» MATERIAL FOR THIS EXERCISE:
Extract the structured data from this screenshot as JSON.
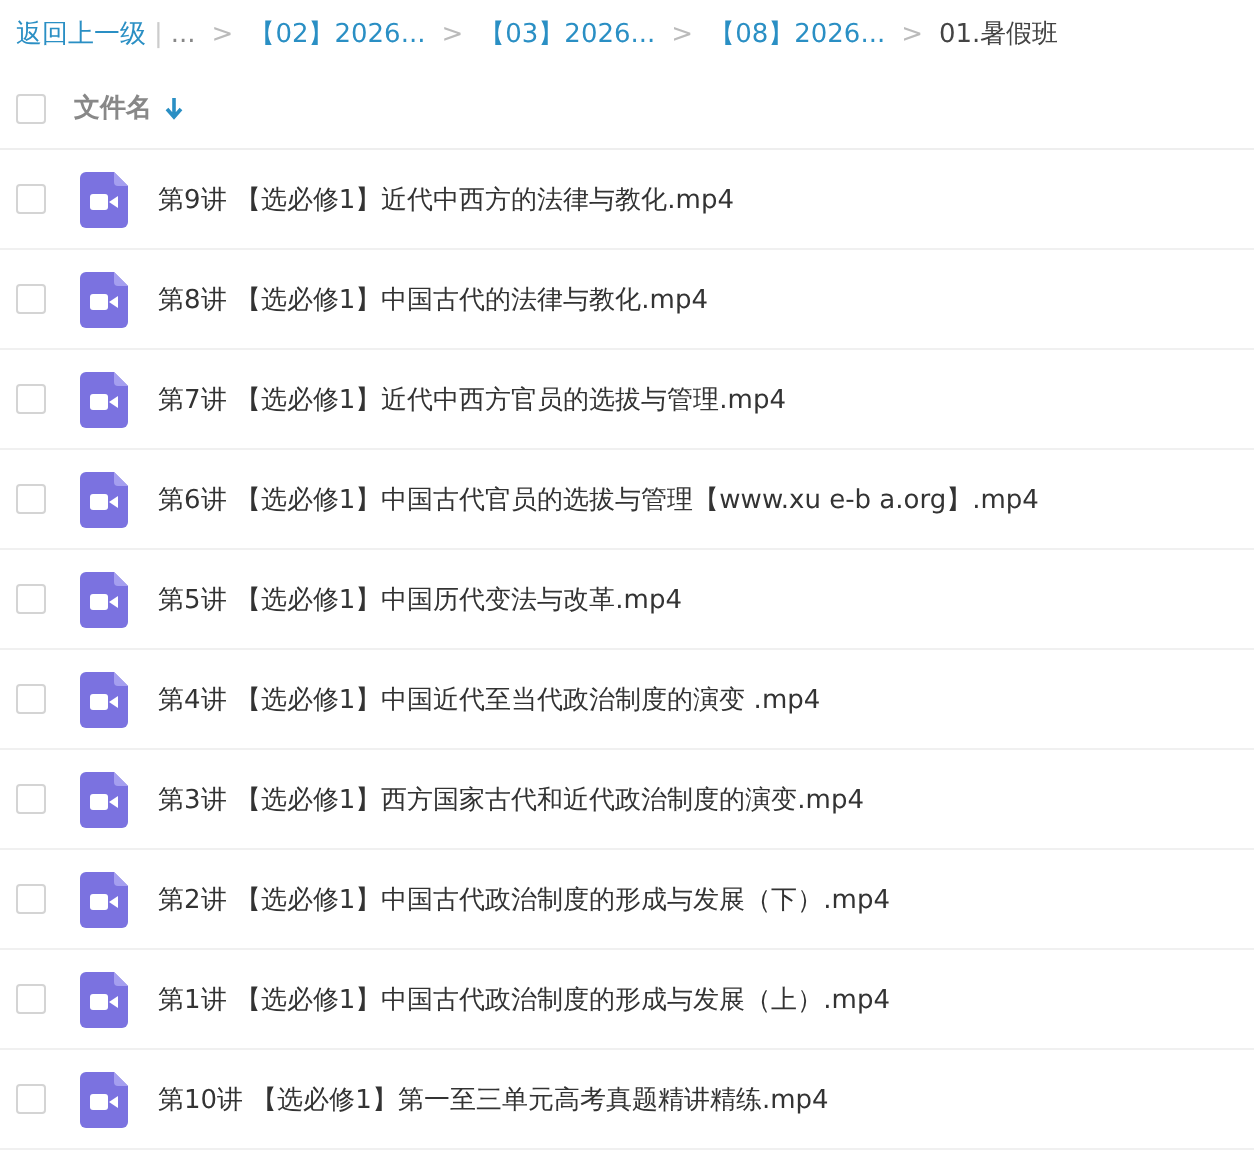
{
  "breadcrumb": {
    "back": "返回上一级",
    "divider": "|",
    "items": [
      {
        "text": "...",
        "kind": "ellipsis"
      },
      {
        "text": "【02】2026...",
        "kind": "link",
        "before": ">"
      },
      {
        "text": "【03】2026...",
        "kind": "link",
        "before": ">"
      },
      {
        "text": "【08】2026...",
        "kind": "link",
        "before": ">"
      },
      {
        "text": "01.暑假班",
        "kind": "current",
        "before": ">"
      }
    ]
  },
  "header": {
    "checked": false,
    "column": "文件名"
  },
  "files": [
    {
      "name": "第9讲 【选必修1】近代中西方的法律与教化.mp4",
      "checked": false
    },
    {
      "name": "第8讲 【选必修1】中国古代的法律与教化.mp4",
      "checked": false
    },
    {
      "name": "第7讲 【选必修1】近代中西方官员的选拔与管理.mp4",
      "checked": false
    },
    {
      "name": "第6讲 【选必修1】中国古代官员的选拔与管理【www.xu e-b a.org】.mp4",
      "checked": false
    },
    {
      "name": "第5讲 【选必修1】中国历代变法与改革.mp4",
      "checked": false
    },
    {
      "name": "第4讲 【选必修1】中国近代至当代政治制度的演变 .mp4",
      "checked": false
    },
    {
      "name": "第3讲 【选必修1】西方国家古代和近代政治制度的演变.mp4",
      "checked": false
    },
    {
      "name": "第2讲 【选必修1】中国古代政治制度的形成与发展（下）.mp4",
      "checked": false
    },
    {
      "name": "第1讲 【选必修1】中国古代政治制度的形成与发展（上）.mp4",
      "checked": false
    },
    {
      "name": "第10讲 【选必修1】第一至三单元高考真题精讲精练.mp4",
      "checked": false
    }
  ]
}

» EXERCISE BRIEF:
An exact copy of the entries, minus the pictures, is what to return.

» SOLVED EXERCISE:
Extract the structured data from this screenshot as JSON.
{
  "breadcrumb": {
    "back": "返回上一级",
    "divider": "|",
    "items": [
      {
        "text": "...",
        "kind": "ellipsis"
      },
      {
        "text": "【02】2026...",
        "kind": "link",
        "before": ">"
      },
      {
        "text": "【03】2026...",
        "kind": "link",
        "before": ">"
      },
      {
        "text": "【08】2026...",
        "kind": "link",
        "before": ">"
      },
      {
        "text": "01.暑假班",
        "kind": "current",
        "before": ">"
      }
    ]
  },
  "header": {
    "checked": false,
    "column": "文件名"
  },
  "files": [
    {
      "name": "第9讲 【选必修1】近代中西方的法律与教化.mp4",
      "checked": false
    },
    {
      "name": "第8讲 【选必修1】中国古代的法律与教化.mp4",
      "checked": false
    },
    {
      "name": "第7讲 【选必修1】近代中西方官员的选拔与管理.mp4",
      "checked": false
    },
    {
      "name": "第6讲 【选必修1】中国古代官员的选拔与管理【www.xu e-b a.org】.mp4",
      "checked": false
    },
    {
      "name": "第5讲 【选必修1】中国历代变法与改革.mp4",
      "checked": false
    },
    {
      "name": "第4讲 【选必修1】中国近代至当代政治制度的演变 .mp4",
      "checked": false
    },
    {
      "name": "第3讲 【选必修1】西方国家古代和近代政治制度的演变.mp4",
      "checked": false
    },
    {
      "name": "第2讲 【选必修1】中国古代政治制度的形成与发展（下）.mp4",
      "checked": false
    },
    {
      "name": "第1讲 【选必修1】中国古代政治制度的形成与发展（上）.mp4",
      "checked": false
    },
    {
      "name": "第10讲 【选必修1】第一至三单元高考真题精讲精练.mp4",
      "checked": false
    }
  ]
}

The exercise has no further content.